==== DATA FOR THIS TASK
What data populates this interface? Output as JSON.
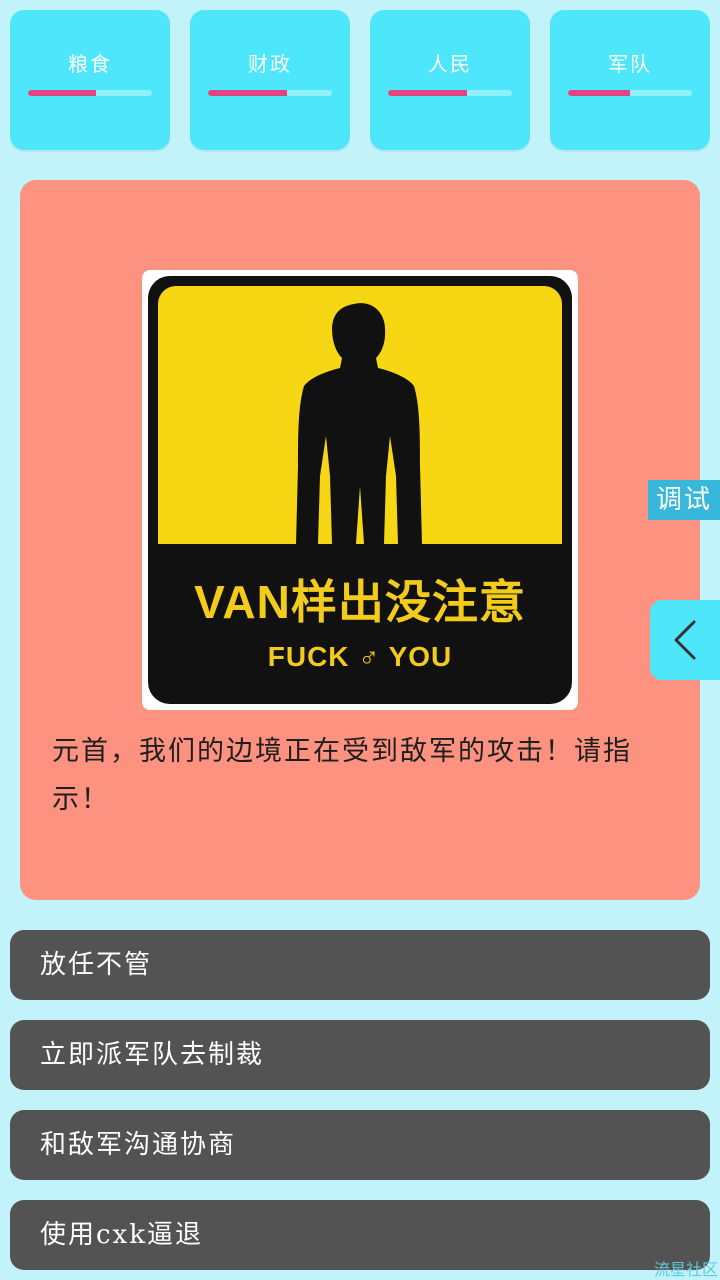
{
  "stats": [
    {
      "label": "粮食",
      "level": 0.55
    },
    {
      "label": "财政",
      "level": 0.64
    },
    {
      "label": "人民",
      "level": 0.64
    },
    {
      "label": "军队",
      "level": 0.5
    }
  ],
  "event": {
    "image": {
      "title": "VAN样出没注意",
      "subtitle": "FUCK ♂ YOU"
    },
    "text": "元首，我们的边境正在受到敌军的攻击！请指示！"
  },
  "choices": [
    {
      "label": "放任不管"
    },
    {
      "label": "立即派军队去制裁"
    },
    {
      "label": "和敌军沟通协商"
    },
    {
      "label": "使用cxk逼退"
    }
  ],
  "debug_label": "调试",
  "watermark": "流星社区",
  "colors": {
    "background": "#c2f3fb",
    "stat_card": "#4ee6fb",
    "stat_fill": "#e0457f",
    "event_card": "#fe9280",
    "choice_button": "#535353",
    "sign_yellow": "#f7d713"
  }
}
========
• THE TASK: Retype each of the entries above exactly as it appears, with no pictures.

• RESPONSE BOX:
What data populates this interface? Output as JSON.
{
  "stats": [
    {
      "label": "粮食",
      "level": 0.55
    },
    {
      "label": "财政",
      "level": 0.64
    },
    {
      "label": "人民",
      "level": 0.64
    },
    {
      "label": "军队",
      "level": 0.5
    }
  ],
  "event": {
    "image": {
      "title": "VAN样出没注意",
      "subtitle": "FUCK ♂ YOU"
    },
    "text": "元首，我们的边境正在受到敌军的攻击！请指示！"
  },
  "choices": [
    {
      "label": "放任不管"
    },
    {
      "label": "立即派军队去制裁"
    },
    {
      "label": "和敌军沟通协商"
    },
    {
      "label": "使用cxk逼退"
    }
  ],
  "debug_label": "调试",
  "watermark": "流星社区",
  "colors": {
    "background": "#c2f3fb",
    "stat_card": "#4ee6fb",
    "stat_fill": "#e0457f",
    "event_card": "#fe9280",
    "choice_button": "#535353",
    "sign_yellow": "#f7d713"
  }
}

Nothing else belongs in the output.